“Indemnity is a very complex area and the claims are often very personal. When someone receives a PI suit, it is like an attack on them. Their client is saying to them: ‘You’ve been negligent. You’ve stuffed up’.
“It’s very different to someone stealing their car.”
Gottlieb says the insurance industry suffers from an image problem driven overwhelmingly by a view that insurers don’t pay claims.
In response, claims has been a key area to add value for a client for both Mega Capital and BizCover.
“We don’t separate claims from broking,” he says.
“The broker is the person who has negotiated the policy with the underwriter and it is very important that when there is dispute the broker needs to know what they negotiated with their insurer and what they communicated to their clients.”
“These policies are printed out in black and white but in reality they are very grey and there is lots of room for interpretation.”
Gottlieb says BizCover is not a threat to brokers but is instead a tool they can use. As well as a direct channel, the website has a wholesale platform for brokers to employ.

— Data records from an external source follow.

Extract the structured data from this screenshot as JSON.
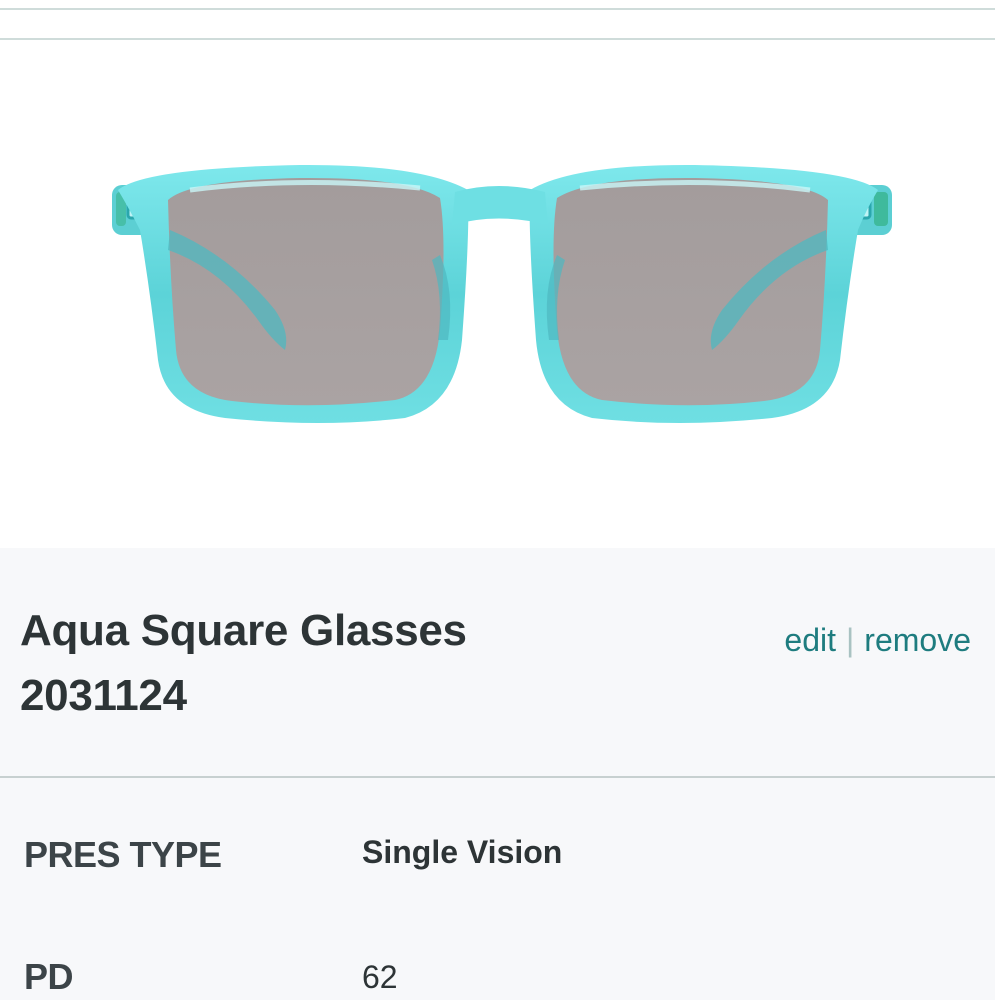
{
  "product": {
    "name": "Aqua Square Glasses",
    "sku": "2031124",
    "frame_color": "#6fe0e4",
    "lens_color": "#a6a0a0"
  },
  "actions": {
    "edit_label": "edit",
    "separator": "|",
    "remove_label": "remove",
    "link_color": "#1e7c7f"
  },
  "prescription": {
    "rows": [
      {
        "label": "PRES TYPE",
        "value": "Single Vision"
      },
      {
        "label": "PD",
        "value": "62"
      }
    ]
  }
}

“I think it is a very important thing to understand for the brokers is that we are not trying to cut them out,” he says.
“We are trying to work with them to streamline their businesses.”
He says he once had a broker send him a screenshot of his desktop, upon which he noticed the broker had log-in shortcuts to 11 different insurers.
To Gottlieb, the time it would take to seek quotes from each individually highlights why BizCover can help brokers.
“We’ve had a number of brokers embrace BizCover. We work with them. Their clients are separate to ours and we would never target them,” he says.
“It’s about them being able to complete their job in a much quicker timeframe because they are able to enter data once and get multiple quotes.”
The road ahead
When Gottlieb got his start in insurance, some insurers were not yet accepting proposal forms via email, instead insisting on fax.
He says commercial insurance has traditionally been the least technologically innovative part of the financial services universe, far outstripped by banking and even domestic and life insurance.
“Commercial insurance is one of the more complex products so there is good reason why it hasn’t moved online at the same rate other industries have,” he says.
In Gottlieb’s view, the potential of modern technology means every business, whether they are online- focused or not, should be exploring how it can help them service their clients.
But he says a segment of the market will always want advice and advocacy.
“That’s why we have two distinct businesses, which are a complete contrast to one another. One has a high level of thought leadership and advice and the other is transactional,” he says.
“There is an increasing number of clients who are looking for a transactional service and that be done equally well online. It’s only if we lose the advocacy that we have a problem.
“A large segment of commercial insurance broking is complex and it does require advice and advocacy and therefore it will be a slow transition online. There is a great future for brokers.”